TASK GOAL: Return each entry exactly, with none missing.

[Opening EXERCISE INPUT section]

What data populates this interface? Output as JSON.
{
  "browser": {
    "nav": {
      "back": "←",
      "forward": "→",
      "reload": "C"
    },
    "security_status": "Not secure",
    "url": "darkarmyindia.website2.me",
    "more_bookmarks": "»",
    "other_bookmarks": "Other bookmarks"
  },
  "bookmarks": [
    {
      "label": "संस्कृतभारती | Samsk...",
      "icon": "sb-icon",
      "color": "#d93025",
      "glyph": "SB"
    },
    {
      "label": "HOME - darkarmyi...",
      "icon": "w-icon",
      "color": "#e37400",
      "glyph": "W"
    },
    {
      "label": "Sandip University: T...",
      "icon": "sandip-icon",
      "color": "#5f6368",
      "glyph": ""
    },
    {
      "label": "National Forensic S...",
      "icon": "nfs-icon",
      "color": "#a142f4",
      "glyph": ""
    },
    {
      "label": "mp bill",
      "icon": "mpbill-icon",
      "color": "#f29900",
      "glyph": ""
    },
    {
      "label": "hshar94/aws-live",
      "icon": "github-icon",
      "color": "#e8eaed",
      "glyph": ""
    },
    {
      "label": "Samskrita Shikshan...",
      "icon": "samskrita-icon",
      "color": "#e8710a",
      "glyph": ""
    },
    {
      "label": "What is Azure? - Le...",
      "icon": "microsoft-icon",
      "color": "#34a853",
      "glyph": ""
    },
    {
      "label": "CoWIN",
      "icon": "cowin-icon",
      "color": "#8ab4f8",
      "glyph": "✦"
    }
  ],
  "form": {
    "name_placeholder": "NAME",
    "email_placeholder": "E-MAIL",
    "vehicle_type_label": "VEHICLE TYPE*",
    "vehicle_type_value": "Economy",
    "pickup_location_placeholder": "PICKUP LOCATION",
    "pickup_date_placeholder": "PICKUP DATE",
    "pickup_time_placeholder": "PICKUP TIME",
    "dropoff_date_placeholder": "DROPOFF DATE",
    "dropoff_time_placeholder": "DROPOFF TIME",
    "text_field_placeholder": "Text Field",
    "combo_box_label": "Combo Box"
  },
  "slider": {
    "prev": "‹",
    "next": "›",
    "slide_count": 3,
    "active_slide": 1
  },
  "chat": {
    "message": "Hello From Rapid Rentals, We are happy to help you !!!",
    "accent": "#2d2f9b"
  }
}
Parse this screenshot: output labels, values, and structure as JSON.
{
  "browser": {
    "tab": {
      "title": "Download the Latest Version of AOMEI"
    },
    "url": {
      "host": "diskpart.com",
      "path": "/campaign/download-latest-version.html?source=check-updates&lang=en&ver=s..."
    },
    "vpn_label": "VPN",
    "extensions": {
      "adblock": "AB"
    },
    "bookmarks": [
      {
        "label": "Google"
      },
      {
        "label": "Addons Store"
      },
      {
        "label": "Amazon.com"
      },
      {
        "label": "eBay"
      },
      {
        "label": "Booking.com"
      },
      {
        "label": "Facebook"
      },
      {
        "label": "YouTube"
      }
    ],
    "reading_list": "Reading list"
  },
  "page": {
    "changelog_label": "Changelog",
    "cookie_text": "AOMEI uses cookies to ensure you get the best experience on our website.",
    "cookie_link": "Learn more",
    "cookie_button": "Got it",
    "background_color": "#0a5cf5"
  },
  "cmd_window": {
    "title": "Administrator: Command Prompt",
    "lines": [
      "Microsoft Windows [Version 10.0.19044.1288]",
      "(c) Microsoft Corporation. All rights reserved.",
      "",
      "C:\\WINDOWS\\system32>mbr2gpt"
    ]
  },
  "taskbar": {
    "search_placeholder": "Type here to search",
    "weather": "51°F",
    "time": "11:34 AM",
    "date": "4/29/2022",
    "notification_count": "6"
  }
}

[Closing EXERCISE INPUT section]

SOLUTION:
What data populates this interface? Output as JSON.
{
  "browser": {
    "nav": {
      "back": "←",
      "forward": "→",
      "reload": "C"
    },
    "security_status": "Not secure",
    "url": "darkarmyindia.website2.me",
    "more_bookmarks": "»",
    "other_bookmarks": "Other bookmarks"
  },
  "bookmarks": [
    {
      "label": "संस्कृतभारती | Samsk...",
      "icon": "sb-icon",
      "color": "#d93025",
      "glyph": "SB"
    },
    {
      "label": "HOME - darkarmyi...",
      "icon": "w-icon",
      "color": "#e37400",
      "glyph": "W"
    },
    {
      "label": "Sandip University: T...",
      "icon": "sandip-icon",
      "color": "#5f6368",
      "glyph": ""
    },
    {
      "label": "National Forensic S...",
      "icon": "nfs-icon",
      "color": "#a142f4",
      "glyph": ""
    },
    {
      "label": "mp bill",
      "icon": "mpbill-icon",
      "color": "#f29900",
      "glyph": ""
    },
    {
      "label": "hshar94/aws-live",
      "icon": "github-icon",
      "color": "#e8eaed",
      "glyph": ""
    },
    {
      "label": "Samskrita Shikshan...",
      "icon": "samskrita-icon",
      "color": "#e8710a",
      "glyph": ""
    },
    {
      "label": "What is Azure? - Le...",
      "icon": "microsoft-icon",
      "color": "#34a853",
      "glyph": ""
    },
    {
      "label": "CoWIN",
      "icon": "cowin-icon",
      "color": "#8ab4f8",
      "glyph": "✦"
    }
  ],
  "form": {
    "name_placeholder": "NAME",
    "email_placeholder": "E-MAIL",
    "vehicle_type_label": "VEHICLE TYPE*",
    "vehicle_type_value": "Economy",
    "pickup_location_placeholder": "PICKUP LOCATION",
    "pickup_date_placeholder": "PICKUP DATE",
    "pickup_time_placeholder": "PICKUP TIME",
    "dropoff_date_placeholder": "DROPOFF DATE",
    "dropoff_time_placeholder": "DROPOFF TIME",
    "text_field_placeholder": "Text Field",
    "combo_box_label": "Combo Box"
  },
  "slider": {
    "prev": "‹",
    "next": "›",
    "slide_count": 3,
    "active_slide": 1
  },
  "chat": {
    "message": "Hello From Rapid Rentals, We are happy to help you !!!",
    "accent": "#2d2f9b"
  }
}
Parse this screenshot: output labels, values, and structure as JSON.
{
  "browser": {
    "tab": {
      "title": "Download the Latest Version of AOMEI"
    },
    "url": {
      "host": "diskpart.com",
      "path": "/campaign/download-latest-version.html?source=check-updates&lang=en&ver=s..."
    },
    "vpn_label": "VPN",
    "extensions": {
      "adblock": "AB"
    },
    "bookmarks": [
      {
        "label": "Google"
      },
      {
        "label": "Addons Store"
      },
      {
        "label": "Amazon.com"
      },
      {
        "label": "eBay"
      },
      {
        "label": "Booking.com"
      },
      {
        "label": "Facebook"
      },
      {
        "label": "YouTube"
      }
    ],
    "reading_list": "Reading list"
  },
  "page": {
    "changelog_label": "Changelog",
    "cookie_text": "AOMEI uses cookies to ensure you get the best experience on our website.",
    "cookie_link": "Learn more",
    "cookie_button": "Got it",
    "background_color": "#0a5cf5"
  },
  "cmd_window": {
    "title": "Administrator: Command Prompt",
    "lines": [
      "Microsoft Windows [Version 10.0.19044.1288]",
      "(c) Microsoft Corporation. All rights reserved.",
      "",
      "C:\\WINDOWS\\system32>mbr2gpt"
    ]
  },
  "taskbar": {
    "search_placeholder": "Type here to search",
    "weather": "51°F",
    "time": "11:34 AM",
    "date": "4/29/2022",
    "notification_count": "6"
  }
}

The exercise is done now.